The former isn't without its caveats either, though: you can't run the wellhouse feeder back through the service conduits as NEC 230.7 prohibits service and non-service conductors from sharing a raceway, so you'll need to fit a "runaround" conduit from the main panel to the solar-switch. This can be either a rigid conduit run from the back of the panel to the back of the switch using LBs or pull-elbows, or a liquidtight flexible conduit run from the bottom of the panel to the bottom of the switch around the service riser using 90° fittings at each end.
With either of these, though, you'll be constrained by the need to run a minimum of 2 neutrals in your solar and house conduits, as you can't cross-connect neutrals that originate in two different service disconnect enclosures. This also means you'll need to use care when wiring 120V loads from the backup power system; even if not required, using different colors, tape flags, or so on to denote backup-power/solar neutrals is a good plan in this circumstance.
And all that grounding business...
As far as grounding goes, you'll need two 8' rods driven 6-8' apart at the meter rack, with a 6AWG copper grounding electrode conductor going from both rods up into the meter socket and terminating there, as per PEC's service loop drawings. Fortunately, you don't need to worry about providing a grounding wire in your conduits, as the quadruplex has you covered on that front.
At the inverter rack, the grounding wire makes a pitstop at the solar combiner panel before continuing onward alongside the pumphouse feeder. In addition, you'll need another pair of ground rods and matching grounding electrode conductor at the rack, headed on up to the grounding bar in said solar combiner panel. At the pumphouse, though, you can use the well casing as a grounding electrode, provided it's made of metal of course; if it's a plastic casing, then you'll need to drive ground rods and connect them up to the grounding bar on the pumphouse panel.

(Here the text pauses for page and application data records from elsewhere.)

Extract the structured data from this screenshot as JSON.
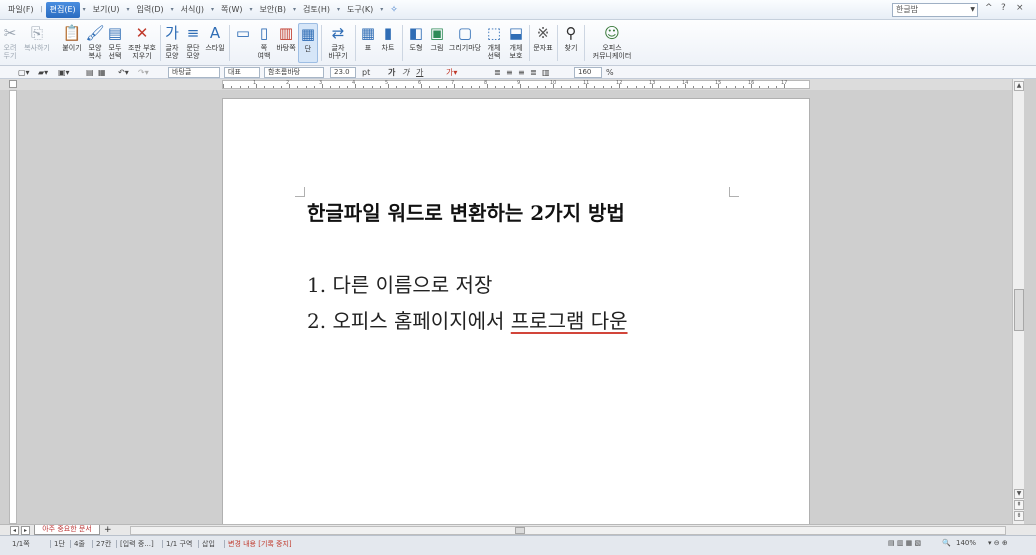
{
  "menubar": {
    "items": [
      {
        "label": "파일(F)",
        "active": false
      },
      {
        "label": "편집(E)",
        "active": true
      },
      {
        "label": "보기(U)",
        "active": false
      },
      {
        "label": "입력(D)",
        "active": false
      },
      {
        "label": "서식(J)",
        "active": false
      },
      {
        "label": "쪽(W)",
        "active": false
      },
      {
        "label": "보안(B)",
        "active": false
      },
      {
        "label": "검토(H)",
        "active": false
      },
      {
        "label": "도구(K)",
        "active": false
      }
    ],
    "style_combo": "한글밥",
    "window_controls": [
      "^",
      "?",
      "×"
    ]
  },
  "ribbon": {
    "buttons": [
      {
        "icon": "✂",
        "label": "오려\n두기",
        "name": "cut-button",
        "dim": true
      },
      {
        "icon": "⎘",
        "label": "복사하기",
        "name": "copy-button",
        "dim": true
      },
      {
        "icon": "📋",
        "label": "붙이기",
        "name": "paste-button",
        "dim": false
      },
      {
        "icon": "🖌",
        "label": "모양\n복사",
        "name": "format-copy-button",
        "dim": false
      },
      {
        "icon": "▤",
        "label": "모두\n선택",
        "name": "select-all-button",
        "dim": false
      },
      {
        "icon": "✕",
        "label": "조판 부호\n지우기",
        "name": "clear-codes-button",
        "dim": false
      },
      {
        "icon": "가",
        "label": "글자\n모양",
        "name": "char-shape-button",
        "dim": false
      },
      {
        "icon": "≡",
        "label": "문단\n모양",
        "name": "para-shape-button",
        "dim": false
      },
      {
        "icon": "A",
        "label": "스타일",
        "name": "style-button",
        "dim": false
      },
      {
        "icon": "▭",
        "label": "",
        "name": "page-view-button",
        "dim": false
      },
      {
        "icon": "▯",
        "label": "쪽\n여백",
        "name": "page-margin-button",
        "dim": false
      },
      {
        "icon": "▥",
        "label": "바탕쪽",
        "name": "master-page-button",
        "dim": false
      },
      {
        "icon": "▦",
        "label": "단",
        "name": "columns-button",
        "dim": false
      },
      {
        "icon": "⇄",
        "label": "글자\n바꾸기",
        "name": "replace-char-button",
        "dim": false
      },
      {
        "icon": "▦",
        "label": "표",
        "name": "table-button",
        "dim": false
      },
      {
        "icon": "▮",
        "label": "차트",
        "name": "chart-button",
        "dim": false
      },
      {
        "icon": "◧",
        "label": "도형",
        "name": "shape-button",
        "dim": false
      },
      {
        "icon": "▣",
        "label": "그림",
        "name": "picture-button",
        "dim": false
      },
      {
        "icon": "▢",
        "label": "그리기마당",
        "name": "clipart-button",
        "dim": false
      },
      {
        "icon": "⬚",
        "label": "개체\n선택",
        "name": "object-select-button",
        "dim": false
      },
      {
        "icon": "⬓",
        "label": "개체\n보호",
        "name": "object-protect-button",
        "dim": false
      },
      {
        "icon": "※",
        "label": "문자표",
        "name": "symbol-button",
        "dim": false
      },
      {
        "icon": "⚲",
        "label": "찾기",
        "name": "find-button",
        "dim": false
      },
      {
        "icon": "☺",
        "label": "오피스\n커뮤니케이터",
        "name": "communicator-button",
        "dim": false
      }
    ]
  },
  "format_toolbar": {
    "style": "바탕글",
    "lang": "대표",
    "font": "함초롬바탕",
    "font_size": "23.0",
    "size_unit": "pt",
    "bold": "가",
    "italic": "가",
    "underline": "가",
    "line_spacing": "160",
    "line_spacing_unit": "%"
  },
  "ruler": {
    "numbers": [
      "1",
      "2",
      "3",
      "4",
      "5",
      "6",
      "7",
      "8",
      "9",
      "10",
      "11",
      "12",
      "13",
      "14",
      "15",
      "16",
      "17"
    ]
  },
  "document": {
    "title": "한글파일 워드로 변환하는 2가지 방법",
    "line1": "1. 다른 이름으로 저장",
    "line2_prefix": "2. 오피스 홈페이지에서 ",
    "line2_underlined": "프로그램 다운"
  },
  "tabs": {
    "doc_tab": "아주 중요한 문서",
    "add": "+"
  },
  "statusbar": {
    "page": "1/1쪽",
    "section": "1단",
    "line": "4줄",
    "col": "27칸",
    "insert_status": "[입력 중...]",
    "block": "1/1 구역",
    "mode": "삽입",
    "change_tracking": "변경 내용 [기록 중지]",
    "zoom": "140%"
  }
}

Of course, all the bonding screws in all the subpanels need to be pulled out, and the house will need its own grounding electrode system (made rods, metal water line, Ufer/concrete-encased electrode), tied to the grounding bar in the house's panel. Finally, you will need to run a neutral out with the feeder to the solar system as your inverters don't support 240V-only connections to center-grounded systems, and probably should continue that neutral out to the pumphouse as well in order to provide 120V there without the bulk of a local step-down transformer. (Sharing a neutral between multiple feeders is permitted by NEC 215.4(A), although that won't work if they're on the load side of different service disconnects -- you'll need 2 neutrals and thus 9 wires minimum in the solar/pumphouse conduit in that case.)